Meet Myles

During Myles’ junior year, he was leading his football team to victory after victory. But after his last playoff game of the season, he started to feel ill, and his nose bled for an hour before he could get it to stop. His parents knew something was wrong, so they took him to an emergency room in his hometown of Fountain, Colo. – about 20 minutes south of Colorado Springs. A blood test immediately revealed that he had cancer, and he was sent to Children’s Hospital Colorado in Aurora. There, Myles and his parents received a devasting diagnosis: he had acute lymphoblastic leukemia (ALL), a cancer that threatened to sideline not only his dreams of playing football in college, but also his life. 

After receiving initial treatment in Aurora, doctors moved his care closer to Children’s Colorado, Colorado Springs, so he could recuperate closer to home. Faced with the challenge of a lifetime, Myles knew he had to fight not just for himself, but for all those who believed in him. “It takes a lot of internal strength and that comes from the community. I have the best possible support system I could ask for,” said Myles. “I get texts and stacks of letters from people I don’t even know sending me encouragement.” He approached his treatment with the same vigor and dedication he’d shown on the football field, determined to conquer this formidable opponent. 

Myles’ cancer journey hasn’t been easy. Chemo, and countless doctor’s appointments have become a part of his life. He lost his hair, his energy, and much of his senior year of high school, but he never lost his optimism. His family, friends, teammates and community rallied behind him. 

In the fall of 2022, Myles decided to delay his graduation until December 2023, so he could focus on healing and then play football for one more season to make a lasting impression on college recruiters. With the support of his care team, his family and his coaches, Myles worked diligently to regain his strength and stamina, so he could return to the football field. In the fall of 2023, he helped lead his team to a 7-3 record. 

Myles has become a symbol of courage and resilience for his teammates and community. His remarkable journey has continued to inspire those around him. And while Myles felt good enough to be back on the field with his team, his cancer journey is ongoing. He’ll continue to receive daily chemotherapy treatment until he is considered in remission in 2025. 

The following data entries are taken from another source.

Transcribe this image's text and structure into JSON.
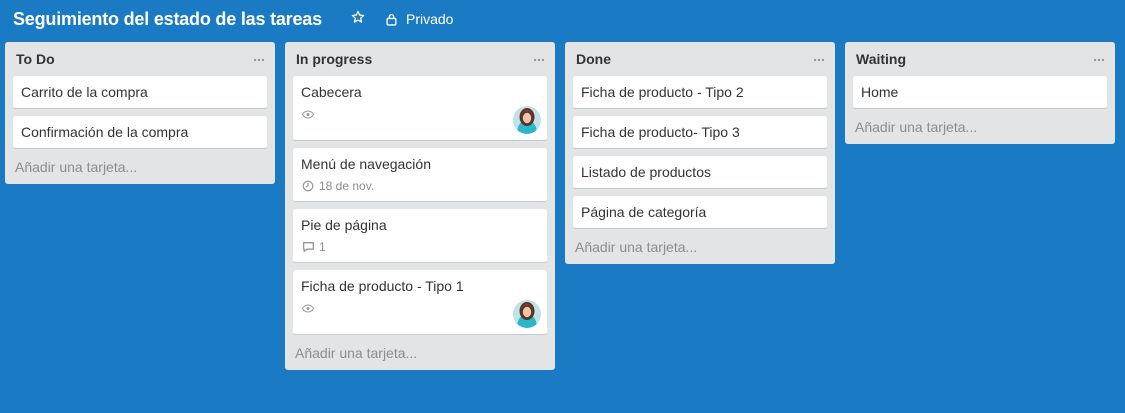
{
  "board": {
    "title": "Seguimiento del estado de las tareas",
    "privacy_label": "Privado",
    "background_color": "#1a7bc4"
  },
  "lists": [
    {
      "title": "To Do",
      "add_card_label": "Añadir una tarjeta...",
      "cards": [
        {
          "title": "Carrito de la compra"
        },
        {
          "title": "Confirmación de la compra"
        }
      ]
    },
    {
      "title": "In progress",
      "add_card_label": "Añadir una tarjeta...",
      "cards": [
        {
          "title": "Cabecera",
          "badge_icon": "eye-icon",
          "avatar": true
        },
        {
          "title": "Menú de navegación",
          "badge_icon": "clock-icon",
          "badge_text": "18 de nov."
        },
        {
          "title": "Pie de página",
          "badge_icon": "comment-icon",
          "badge_text": "1"
        },
        {
          "title": "Ficha de producto - Tipo 1",
          "badge_icon": "eye-icon",
          "avatar": true
        }
      ]
    },
    {
      "title": "Done",
      "add_card_label": "Añadir una tarjeta...",
      "cards": [
        {
          "title": "Ficha de producto - Tipo 2"
        },
        {
          "title": "Ficha de producto- Tipo 3"
        },
        {
          "title": "Listado de productos"
        },
        {
          "title": "Página de categoría"
        }
      ]
    },
    {
      "title": "Waiting",
      "add_card_label": "Añadir una tarjeta...",
      "cards": [
        {
          "title": "Home"
        }
      ]
    }
  ]
}
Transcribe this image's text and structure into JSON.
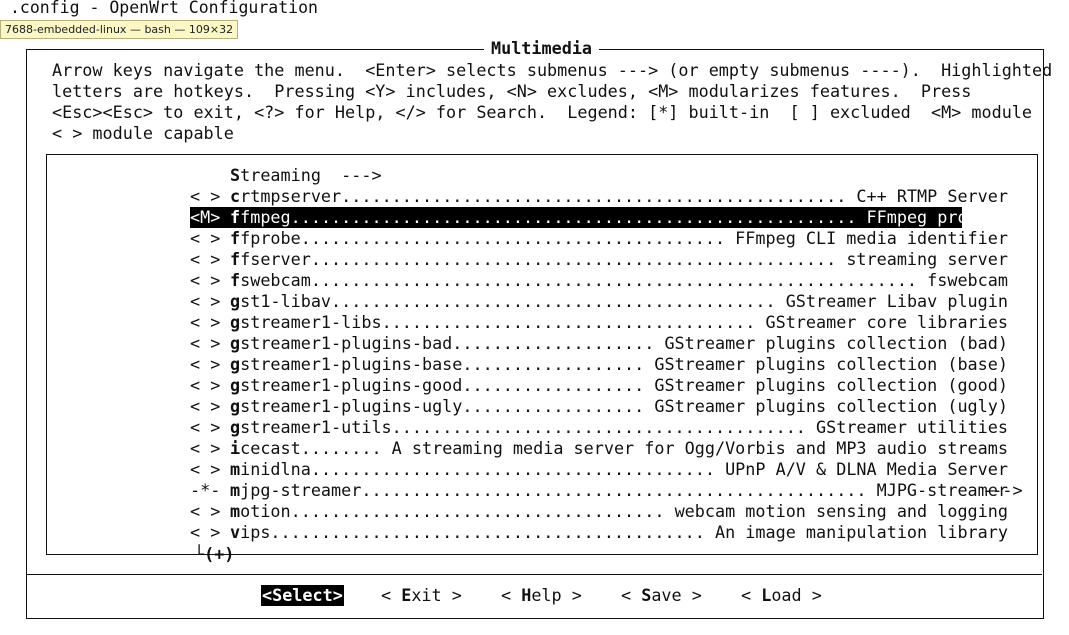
{
  "window": {
    "title": ".config - OpenWrt Configuration",
    "tooltip": "7688-embedded-linux — bash — 109×32"
  },
  "dialog": {
    "title": "Multimedia",
    "help_lines": [
      "Arrow keys navigate the menu.  <Enter> selects submenus ---> (or empty submenus ----).  Highlighted",
      "letters are hotkeys.  Pressing <Y> includes, <N> excludes, <M> modularizes features.  Press",
      "<Esc><Esc> to exit, <?> for Help, </> for Search.  Legend: [*] built-in  [ ] excluded  <M> module",
      "< > module capable"
    ]
  },
  "menu": {
    "items": [
      {
        "state": "   ",
        "hotkey": "S",
        "rest": "treaming  --->",
        "desc": ""
      },
      {
        "state": "< >",
        "hotkey": "c",
        "rest": "rtmpserver",
        "desc": "C++ RTMP Server"
      },
      {
        "state": "<M>",
        "hotkey": "f",
        "rest": "fmpeg",
        "desc": "FFmpeg program",
        "highlighted": true
      },
      {
        "state": "< >",
        "hotkey": "f",
        "rest": "fprobe",
        "desc": "FFmpeg CLI media identifier"
      },
      {
        "state": "< >",
        "hotkey": "f",
        "rest": "fserver",
        "desc": "streaming server"
      },
      {
        "state": "< >",
        "hotkey": "f",
        "rest": "swebcam",
        "desc": "fswebcam"
      },
      {
        "state": "< >",
        "hotkey": "g",
        "rest": "st1-libav",
        "desc": "GStreamer Libav plugin"
      },
      {
        "state": "< >",
        "hotkey": "g",
        "rest": "streamer1-libs",
        "desc": "GStreamer core libraries"
      },
      {
        "state": "< >",
        "hotkey": "g",
        "rest": "streamer1-plugins-bad",
        "desc": "GStreamer plugins collection (bad)"
      },
      {
        "state": "< >",
        "hotkey": "g",
        "rest": "streamer1-plugins-base",
        "desc": "GStreamer plugins collection (base)"
      },
      {
        "state": "< >",
        "hotkey": "g",
        "rest": "streamer1-plugins-good",
        "desc": "GStreamer plugins collection (good)"
      },
      {
        "state": "< >",
        "hotkey": "g",
        "rest": "streamer1-plugins-ugly",
        "desc": "GStreamer plugins collection (ugly)"
      },
      {
        "state": "< >",
        "hotkey": "g",
        "rest": "streamer1-utils",
        "desc": "GStreamer utilities"
      },
      {
        "state": "< >",
        "hotkey": "i",
        "rest": "cecast",
        "desc": "A streaming media server for Ogg/Vorbis and MP3 audio streams"
      },
      {
        "state": "< >",
        "hotkey": "m",
        "rest": "inidlna",
        "desc": "UPnP A/V & DLNA Media Server"
      },
      {
        "state": "-*-",
        "hotkey": "m",
        "rest": "jpg-streamer",
        "desc": "MJPG-streamer",
        "submenu": "  --->"
      },
      {
        "state": "< >",
        "hotkey": "m",
        "rest": "otion",
        "desc": "webcam motion sensing and logging"
      },
      {
        "state": "< >",
        "hotkey": "v",
        "rest": "ips",
        "desc": "An image manipulation library"
      }
    ],
    "more_indicator": "└(+)"
  },
  "buttons": {
    "select": "<Select>",
    "exit": "< Exit >",
    "help": "< Help >",
    "save": "< Save >",
    "load": "< Load >"
  }
}
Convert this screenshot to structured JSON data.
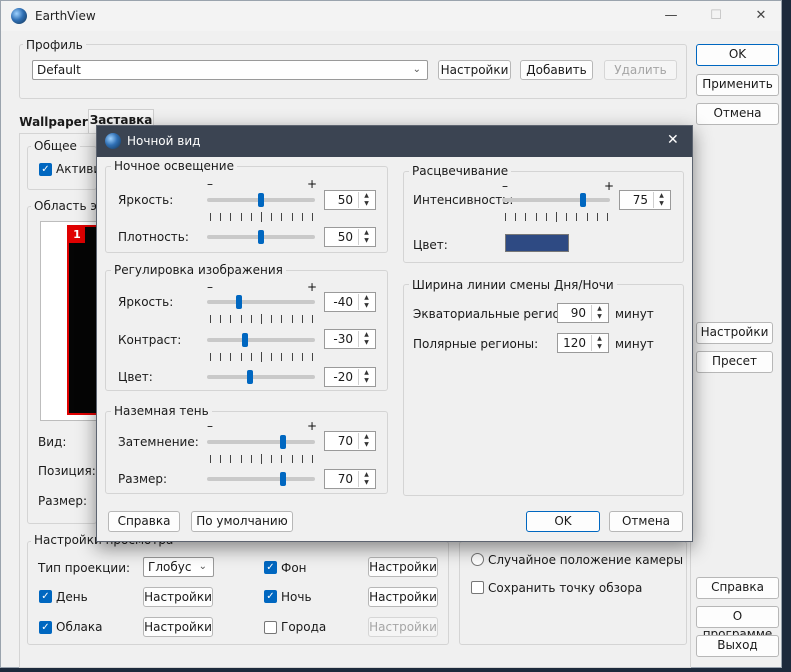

Ultimately Myles’ hope for the future is that scientists will find a cure not only for ALL, but for all childhood cancers. He also hopes to raise awareness about the impact of cancer on the entire family. “My hope would be that people could really see and get better insight of what kids and families are going through during this kind of experience,” said Myles. “My situation is a lot different than the majority. I’ve been blessed with news stories, events, support, but I feel like a lot of people don’t get that much support. I want every kid to have that type of support.” 

Myles’ mom, Faith, is grateful that her son persevered. “I’m impressed with how he’s handled everything so gracefully,” she said. “He’s always thinking of other people first.” 

Myles, now 19, and his family feel very lucky that he’s able to receive care so close to home. “Both Children’s Colorado in Aurora, and Children’s Colorado, Colorado Springs have such a special place in our hearts,” said Faith. 

Myles’ remarkable journey has taught everyone around him that with determination, a strong support system, and a never-give-up attitude, the human spirit can overcome even the most daunting of challenges. He has shown his doctors, his coaches, his family, his friends, and his community that in the game of life, there are no limits to what one can achieve.